Problem. What you return has to match the listing below line for line.

┌─ Material provided

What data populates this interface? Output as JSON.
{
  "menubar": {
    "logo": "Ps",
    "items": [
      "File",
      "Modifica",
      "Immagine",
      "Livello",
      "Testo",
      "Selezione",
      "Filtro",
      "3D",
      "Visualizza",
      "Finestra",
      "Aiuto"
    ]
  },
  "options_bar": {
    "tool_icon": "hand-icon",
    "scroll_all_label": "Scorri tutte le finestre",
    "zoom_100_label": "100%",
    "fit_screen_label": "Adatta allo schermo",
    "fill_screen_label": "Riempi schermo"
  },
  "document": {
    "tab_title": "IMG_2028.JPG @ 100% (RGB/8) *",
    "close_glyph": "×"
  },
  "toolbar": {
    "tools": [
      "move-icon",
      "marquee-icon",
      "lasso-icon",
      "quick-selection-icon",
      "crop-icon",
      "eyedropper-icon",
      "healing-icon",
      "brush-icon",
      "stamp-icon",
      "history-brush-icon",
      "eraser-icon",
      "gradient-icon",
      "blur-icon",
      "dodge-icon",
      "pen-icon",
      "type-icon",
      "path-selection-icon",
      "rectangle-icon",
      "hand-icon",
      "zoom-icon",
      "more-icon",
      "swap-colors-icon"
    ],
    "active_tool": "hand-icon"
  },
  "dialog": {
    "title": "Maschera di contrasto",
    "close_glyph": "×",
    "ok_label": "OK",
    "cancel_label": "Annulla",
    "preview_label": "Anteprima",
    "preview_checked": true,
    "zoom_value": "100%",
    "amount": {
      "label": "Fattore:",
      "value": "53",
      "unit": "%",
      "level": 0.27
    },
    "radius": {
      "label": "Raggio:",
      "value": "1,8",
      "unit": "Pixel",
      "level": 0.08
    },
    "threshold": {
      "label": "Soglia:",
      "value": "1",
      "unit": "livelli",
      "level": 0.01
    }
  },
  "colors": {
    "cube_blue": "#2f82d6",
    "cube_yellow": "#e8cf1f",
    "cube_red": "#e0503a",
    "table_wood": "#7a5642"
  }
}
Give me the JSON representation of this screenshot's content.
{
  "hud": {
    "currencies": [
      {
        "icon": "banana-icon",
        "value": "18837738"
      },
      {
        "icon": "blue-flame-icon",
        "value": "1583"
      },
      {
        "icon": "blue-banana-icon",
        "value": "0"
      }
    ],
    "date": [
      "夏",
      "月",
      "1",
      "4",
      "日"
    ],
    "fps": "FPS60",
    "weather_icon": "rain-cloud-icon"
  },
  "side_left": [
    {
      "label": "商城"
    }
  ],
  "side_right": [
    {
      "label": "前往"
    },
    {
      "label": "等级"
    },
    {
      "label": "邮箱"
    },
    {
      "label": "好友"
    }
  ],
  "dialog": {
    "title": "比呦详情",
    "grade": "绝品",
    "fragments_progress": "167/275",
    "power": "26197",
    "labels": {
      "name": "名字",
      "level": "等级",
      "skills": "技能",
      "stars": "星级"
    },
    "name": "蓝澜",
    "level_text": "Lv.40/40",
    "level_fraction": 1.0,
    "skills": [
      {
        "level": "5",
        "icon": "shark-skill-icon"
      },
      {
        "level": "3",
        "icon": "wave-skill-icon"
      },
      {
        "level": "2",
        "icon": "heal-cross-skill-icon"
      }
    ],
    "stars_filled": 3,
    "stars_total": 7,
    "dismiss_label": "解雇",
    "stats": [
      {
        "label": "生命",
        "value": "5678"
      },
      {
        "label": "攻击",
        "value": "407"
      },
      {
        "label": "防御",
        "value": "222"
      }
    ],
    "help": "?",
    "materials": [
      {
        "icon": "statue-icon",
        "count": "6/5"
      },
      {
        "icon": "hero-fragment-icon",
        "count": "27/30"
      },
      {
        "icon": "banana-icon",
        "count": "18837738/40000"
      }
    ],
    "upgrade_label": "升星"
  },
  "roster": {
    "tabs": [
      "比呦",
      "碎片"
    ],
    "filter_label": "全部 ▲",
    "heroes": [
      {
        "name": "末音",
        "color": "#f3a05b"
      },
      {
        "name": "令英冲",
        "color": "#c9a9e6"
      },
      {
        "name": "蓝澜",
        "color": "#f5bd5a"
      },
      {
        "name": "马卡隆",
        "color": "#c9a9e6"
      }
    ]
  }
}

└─

Result below.
What data populates this interface? Output as JSON.
{
  "menubar": {
    "logo": "Ps",
    "items": [
      "File",
      "Modifica",
      "Immagine",
      "Livello",
      "Testo",
      "Selezione",
      "Filtro",
      "3D",
      "Visualizza",
      "Finestra",
      "Aiuto"
    ]
  },
  "options_bar": {
    "tool_icon": "hand-icon",
    "scroll_all_label": "Scorri tutte le finestre",
    "zoom_100_label": "100%",
    "fit_screen_label": "Adatta allo schermo",
    "fill_screen_label": "Riempi schermo"
  },
  "document": {
    "tab_title": "IMG_2028.JPG @ 100% (RGB/8) *",
    "close_glyph": "×"
  },
  "toolbar": {
    "tools": [
      "move-icon",
      "marquee-icon",
      "lasso-icon",
      "quick-selection-icon",
      "crop-icon",
      "eyedropper-icon",
      "healing-icon",
      "brush-icon",
      "stamp-icon",
      "history-brush-icon",
      "eraser-icon",
      "gradient-icon",
      "blur-icon",
      "dodge-icon",
      "pen-icon",
      "type-icon",
      "path-selection-icon",
      "rectangle-icon",
      "hand-icon",
      "zoom-icon",
      "more-icon",
      "swap-colors-icon"
    ],
    "active_tool": "hand-icon"
  },
  "dialog": {
    "title": "Maschera di contrasto",
    "close_glyph": "×",
    "ok_label": "OK",
    "cancel_label": "Annulla",
    "preview_label": "Anteprima",
    "preview_checked": true,
    "zoom_value": "100%",
    "amount": {
      "label": "Fattore:",
      "value": "53",
      "unit": "%",
      "level": 0.27
    },
    "radius": {
      "label": "Raggio:",
      "value": "1,8",
      "unit": "Pixel",
      "level": 0.08
    },
    "threshold": {
      "label": "Soglia:",
      "value": "1",
      "unit": "livelli",
      "level": 0.01
    }
  },
  "colors": {
    "cube_blue": "#2f82d6",
    "cube_yellow": "#e8cf1f",
    "cube_red": "#e0503a",
    "table_wood": "#7a5642"
  }
}
Give me the JSON representation of this screenshot's content.
{
  "hud": {
    "currencies": [
      {
        "icon": "banana-icon",
        "value": "18837738"
      },
      {
        "icon": "blue-flame-icon",
        "value": "1583"
      },
      {
        "icon": "blue-banana-icon",
        "value": "0"
      }
    ],
    "date": [
      "夏",
      "月",
      "1",
      "4",
      "日"
    ],
    "fps": "FPS60",
    "weather_icon": "rain-cloud-icon"
  },
  "side_left": [
    {
      "label": "商城"
    }
  ],
  "side_right": [
    {
      "label": "前往"
    },
    {
      "label": "等级"
    },
    {
      "label": "邮箱"
    },
    {
      "label": "好友"
    }
  ],
  "dialog": {
    "title": "比呦详情",
    "grade": "绝品",
    "fragments_progress": "167/275",
    "power": "26197",
    "labels": {
      "name": "名字",
      "level": "等级",
      "skills": "技能",
      "stars": "星级"
    },
    "name": "蓝澜",
    "level_text": "Lv.40/40",
    "level_fraction": 1.0,
    "skills": [
      {
        "level": "5",
        "icon": "shark-skill-icon"
      },
      {
        "level": "3",
        "icon": "wave-skill-icon"
      },
      {
        "level": "2",
        "icon": "heal-cross-skill-icon"
      }
    ],
    "stars_filled": 3,
    "stars_total": 7,
    "dismiss_label": "解雇",
    "stats": [
      {
        "label": "生命",
        "value": "5678"
      },
      {
        "label": "攻击",
        "value": "407"
      },
      {
        "label": "防御",
        "value": "222"
      }
    ],
    "help": "?",
    "materials": [
      {
        "icon": "statue-icon",
        "count": "6/5"
      },
      {
        "icon": "hero-fragment-icon",
        "count": "27/30"
      },
      {
        "icon": "banana-icon",
        "count": "18837738/40000"
      }
    ],
    "upgrade_label": "升星"
  },
  "roster": {
    "tabs": [
      "比呦",
      "碎片"
    ],
    "filter_label": "全部 ▲",
    "heroes": [
      {
        "name": "末音",
        "color": "#f3a05b"
      },
      {
        "name": "令英冲",
        "color": "#c9a9e6"
      },
      {
        "name": "蓝澜",
        "color": "#f5bd5a"
      },
      {
        "name": "马卡隆",
        "color": "#c9a9e6"
      }
    ]
  }
}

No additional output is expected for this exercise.